The skewed version of historical process in Assassins is consistent with the world view in the play as a whole; the children's failure to create new roles is linked to their inability to go beyond old paradigms of history; their definition of self whether individually or historically still depends on the elimination of the m other. The revolutionary act becomes conflated with the misogynist act.

For Lalo, autonomy comes only through the radical separation from parental bonds, exemplified in maternal engulfment pregnancy ; as in Plato's simile of the cave, enlightenment comes only upon leaving the uterine dwelling; in historical paradigms, revolutionary man becomes self-engendering through his own labor. As Lalo's predicament indicates, it proves impossible to envision new roles without also devising new constructs that allow new ways of thinking about such concepts as origin, progress, revolution, and history.

How, then, can the children create new roles that will permit freedom of action and self-definition without reproducing the violence and limitations of the old? How can they devise a different way of thinking about individual and historical process that does not lead back to the old dead ends? How can revolution create a new society without recreating the problems of the previous one? The roles, images, and ideas produced and reproduced in Assassins illustrate that without a conceptual breakthrough, progress is illusory.

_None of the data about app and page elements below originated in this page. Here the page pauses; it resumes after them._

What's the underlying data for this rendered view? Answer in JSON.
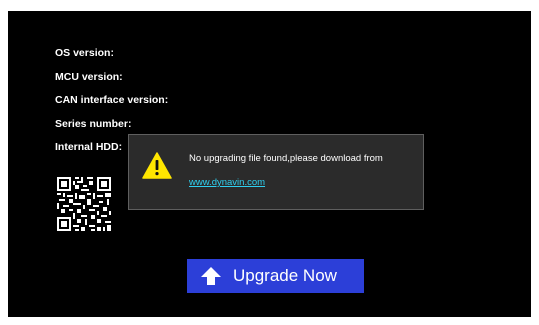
{
  "device_info": {
    "os_version_label": "OS version:",
    "mcu_version_label": "MCU version:",
    "can_interface_version_label": "CAN interface version:",
    "series_number_label": "Series number:",
    "internal_hdd_label": "Internal HDD:"
  },
  "dialog": {
    "icon": "warning-icon",
    "message": "No upgrading file found,please download from",
    "link_text": "www.dynavin.com",
    "link_color": "#2fd0f0"
  },
  "upgrade_button": {
    "label": "Upgrade Now",
    "icon": "upload-arrow-icon",
    "color": "#2c3fd8"
  },
  "colors": {
    "screen_background": "#000000",
    "dialog_background": "#2b2b2b",
    "warning_yellow": "#ffe600"
  }
}
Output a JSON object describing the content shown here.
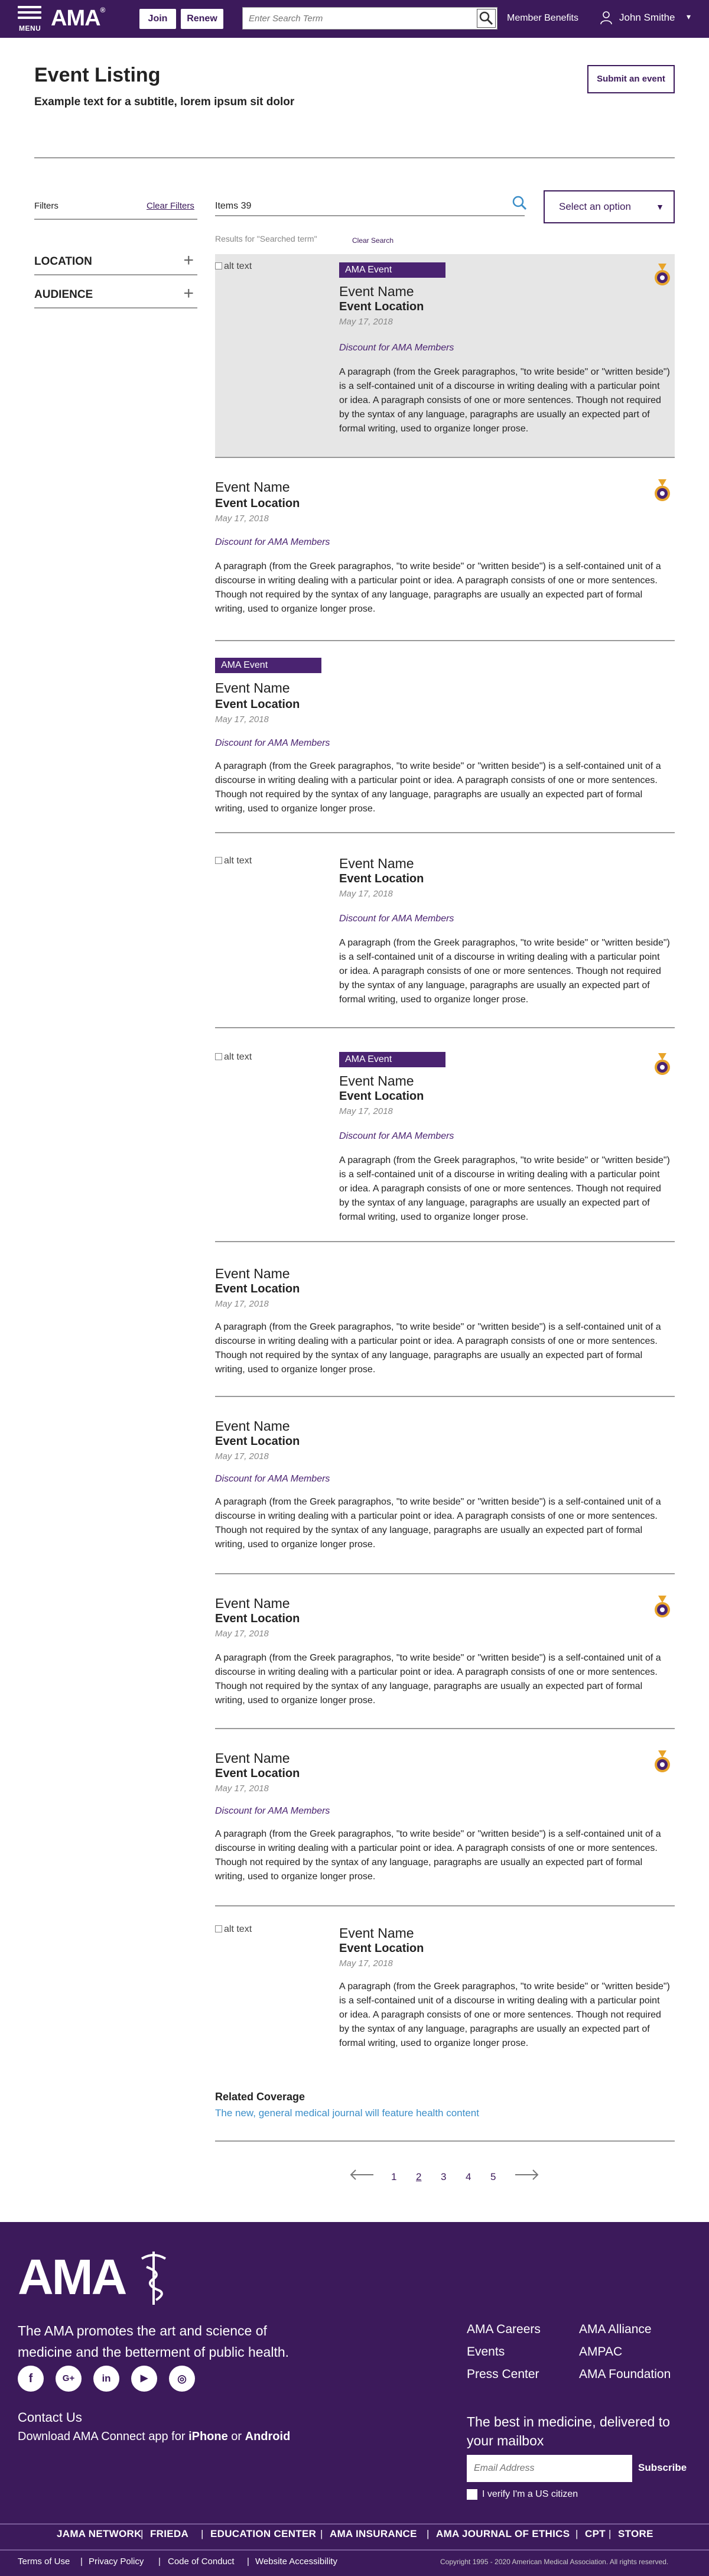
{
  "header": {
    "menu_label": "MENU",
    "logo": "AMA",
    "join": "Join",
    "renew": "Renew",
    "search_placeholder": "Enter Search Term",
    "member_benefits": "Member Benefits",
    "user_name": "John Smithe"
  },
  "page": {
    "title": "Event Listing",
    "subtitle": "Example text for a subtitle, lorem ipsum sit dolor",
    "submit_event": "Submit an event"
  },
  "filters": {
    "label": "Filters",
    "clear": "Clear Filters",
    "groups": [
      "LOCATION",
      "AUDIENCE"
    ]
  },
  "results": {
    "items": "Items 39",
    "select_placeholder": "Select an option",
    "results_for": "Results for \"Searched term\"",
    "clear_search": "Clear Search"
  },
  "common": {
    "alt": "alt text",
    "tag": "AMA Event",
    "name": "Event Name",
    "location": "Event Location",
    "date": "May 17, 2018",
    "discount": "Discount for AMA Members",
    "paragraph": "A paragraph (from the Greek paragraphos, \"to write beside\" or \"written beside\") is a self-contained unit of a discourse in writing dealing with a particular point or idea. A paragraph consists of one or more sentences. Though not required by the syntax of any language, paragraphs are usually an expected part of formal writing, used to organize longer prose."
  },
  "related": {
    "heading": "Related Coverage",
    "link": "The new, general medical journal will feature health content"
  },
  "pagination": {
    "pages": [
      "1",
      "2",
      "3",
      "4",
      "5"
    ],
    "current": "2"
  },
  "footer": {
    "logo": "AMA",
    "tagline": "The AMA promotes the art and science of medicine and the betterment of public health.",
    "contact": "Contact Us",
    "download_prefix": "Download AMA Connect app for ",
    "iphone": "iPhone",
    "or": " or ",
    "android": "Android",
    "links_col1": [
      "AMA Careers",
      "Events",
      "Press Center"
    ],
    "links_col2": [
      "AMA Alliance",
      "AMPAC",
      "AMA Foundation"
    ],
    "newsletter": "The best in medicine, delivered to your mailbox",
    "email_placeholder": "Email Address",
    "subscribe": "Subscribe",
    "verify": "I verify I'm a US citizen",
    "nav": [
      "JAMA NETWORK",
      "FRIEDA",
      "EDUCATION CENTER",
      "AMA INSURANCE",
      "AMA JOURNAL OF ETHICS",
      "CPT",
      "STORE"
    ],
    "legal": [
      "Terms of Use",
      "Privacy Policy",
      "Code of Conduct",
      "Website Accessibility"
    ],
    "copyright": "Copyright 1995 - 2020 American Medical Association. All rights reserved."
  },
  "colors": {
    "brand": "#3c1a5b",
    "link": "#3b8ec8",
    "card_highlight": "#e6e6e6"
  },
  "icons": [
    "menu-icon",
    "search-icon",
    "user-icon",
    "medal-icon",
    "plus-icon",
    "chevron-down-icon",
    "arrow-left-icon",
    "arrow-right-icon",
    "facebook-icon",
    "google-plus-icon",
    "linkedin-icon",
    "youtube-icon",
    "instagram-icon"
  ]
}
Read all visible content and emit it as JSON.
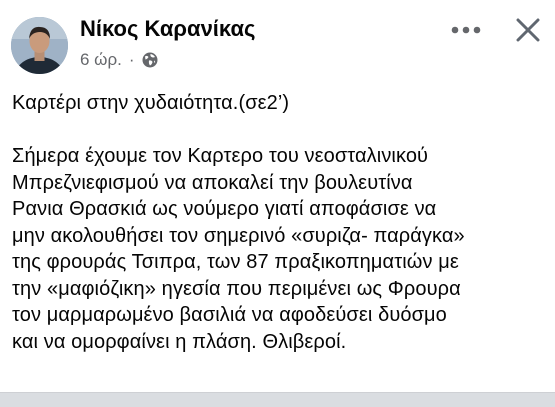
{
  "post": {
    "author": "Νίκος Καρανίκας",
    "timestamp": "6 ώρ.",
    "separator": "·",
    "privacy_icon": "globe-icon",
    "more_icon": "more-horizontal-icon",
    "close_icon": "close-icon",
    "title_line": "Καρτέρι στην χυδαιότητα.(σε2’)",
    "body_lines": [
      "Σήμερα έχουμε τον Καρτερο του νεοσταλινικού",
      "Μπρεζνιεφισμού να αποκαλεί την βουλευτίνα",
      "Ρανια Θρασκιά ως νούμερο γιατί αποφάσισε να",
      "μην ακολουθήσει τον σημερινό «συριζα- παράγκα»",
      "της φρουράς Τσιπρα, των 87 πραξικοπηματιών με",
      "την «μαφιόζικη» ηγεσία που περιμένει ως Φρουρα",
      "τον μαρμαρωμένο βασιλιά να αφοδεύσει δυόσμο",
      "και να ομορφαίνει η πλάση. Θλιβεροί."
    ]
  },
  "colors": {
    "background": "#ffffff",
    "page_edge": "#dadde1",
    "text_primary": "#050505",
    "text_secondary": "#65676b"
  }
}
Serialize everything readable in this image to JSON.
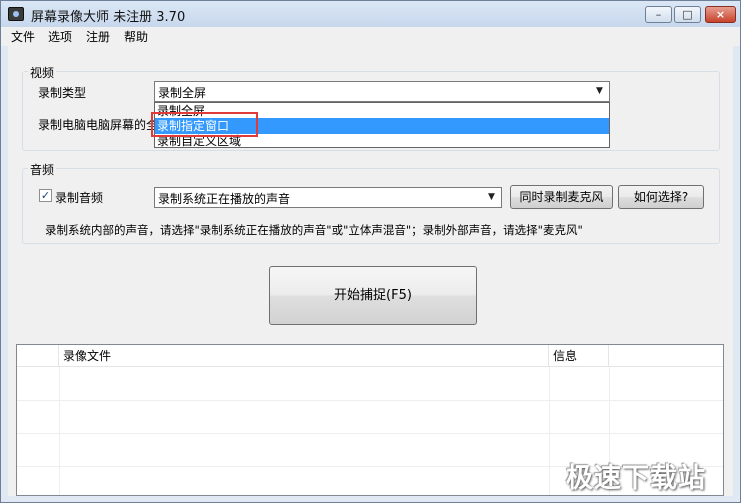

The illusion of progress is maintained through a process of repetitive substitution rather than by linear development. The creation of a fictitious, theatrical self is only a re-creation that hinges on the elimination of the real other, which is then replaced by a false other and a false self. Instead of the past, the home, the parents, we have the present, the room, the children -who then generate their version of history.

Yet the past melts into and is indistinguishable from the present.

Michiel Vandevelde & fABULEUS

The room beyond the door, the parents, the past -in short, everything we can suppose to represent the real other in Assassins - proves only a refraction of self: that room is probably no different from this room, so the problem is not only there but here ; the parents are probably no different from the children; the present represents the past.